- Let your first draft flow: After you’ve gathered your notes, create an outline to organize your essay and decide where you want examples to appear. Now you’re ready to write your first draft. Don’t worry about making it perfect. Just get your ideas flowing and your thoughts down on paper. You’ll fix mistakes and improve the writing in later drafts.
- Develop three essay parts: Introduction (one paragraph that introduces your essay), body (several paragraphs explaining the main idea with examples), and conclusion (one paragraph that summarizes and ends the essay).
- Be specific: Give your essay focus by figuring out how the question relates to your personal qualities and then taking a specific angle. Make sure everything you write supports that viewpoint.
- Find a creative angle: Write something new and interesting that isn’t like every other essay an admissions officer is reading.
- Be honest: The essay question might ask you about your best quality, an experience that shaped you or the reason you want to attend a certain college.
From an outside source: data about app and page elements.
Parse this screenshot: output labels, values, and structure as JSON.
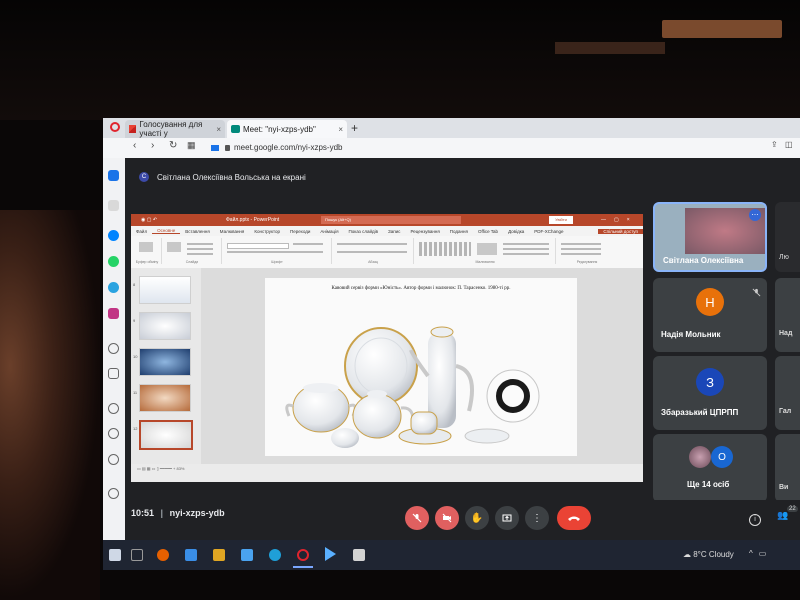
{
  "browser": {
    "tabs": [
      {
        "label": "Голосування для участі у",
        "icon": "gmail-icon"
      },
      {
        "label": "Meet: \"nyi-xzps-ydb\"",
        "icon": "meet-icon"
      }
    ],
    "url": "meet.google.com/nyi-xzps-ydb"
  },
  "meet": {
    "presenter_initial": "С",
    "presenter_text": "Світлана Олексіївна Вольська на екрані",
    "meeting_time": "10:51",
    "meeting_code": "nyi-xzps-ydb",
    "participant_count": "22"
  },
  "powerpoint": {
    "title": "Файл.pptx - PowerPoint",
    "search": "Пошук (Alt+Q)",
    "signin": "Увійти",
    "menu": [
      "Файл",
      "Основне",
      "Вставлення",
      "Малювання",
      "Конструктор",
      "Переходи",
      "Анімація",
      "Показ слайдів",
      "Запис",
      "Рецензування",
      "Подання",
      "Office Tab",
      "Довідка",
      "PDF-XChange",
      "Спільний доступ"
    ],
    "ribbon_groups": [
      "Буфер обміну",
      "Слайди",
      "Шрифт",
      "Абзац",
      "Малювання",
      "Редагування"
    ],
    "slide_numbers": [
      "8",
      "9",
      "10",
      "11",
      "12"
    ],
    "slide_caption": "Кавовий сервіз форми «Юність». Автор форми і малюнок: П. Тарасенко. 1980-ті рр."
  },
  "participants": [
    {
      "name": "Світлана Олексіївна",
      "type": "video"
    },
    {
      "name": "Надія Мольник",
      "initial": "Н",
      "color": "#e8710a"
    },
    {
      "name": "Збаразький ЦПРПП",
      "initial": "З",
      "color": "#1a47b8"
    },
    {
      "name": "Ще 14 осіб",
      "initial": "О",
      "color": "#1967d2"
    }
  ],
  "right_partial": [
    "Лю",
    "Над",
    "Гал",
    "Ви"
  ],
  "taskbar": {
    "weather": "8°C Cloudy"
  },
  "colors": {
    "meet_bg": "#202124",
    "tile_bg": "#3c4043",
    "ppt_accent": "#b7472a",
    "hangup": "#ea4335",
    "mic_off": "#e06060"
  }
}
Don’t be tempted to write what you think the admissions officer wants to hear, answer the question honestly.
- Get feedback: Show your draft to family, friends, or teachers. Ask if it makes sense and sounds like you. Consider their feedback and make changes, but keep your voice.
- Proofread and make corrections: Read your essay over carefully to check for typos and spelling and grammar errors. It’s best to ask someone who hasn’t seen it yet to take a look as well. They’re likely to see mistakes you won’t catch.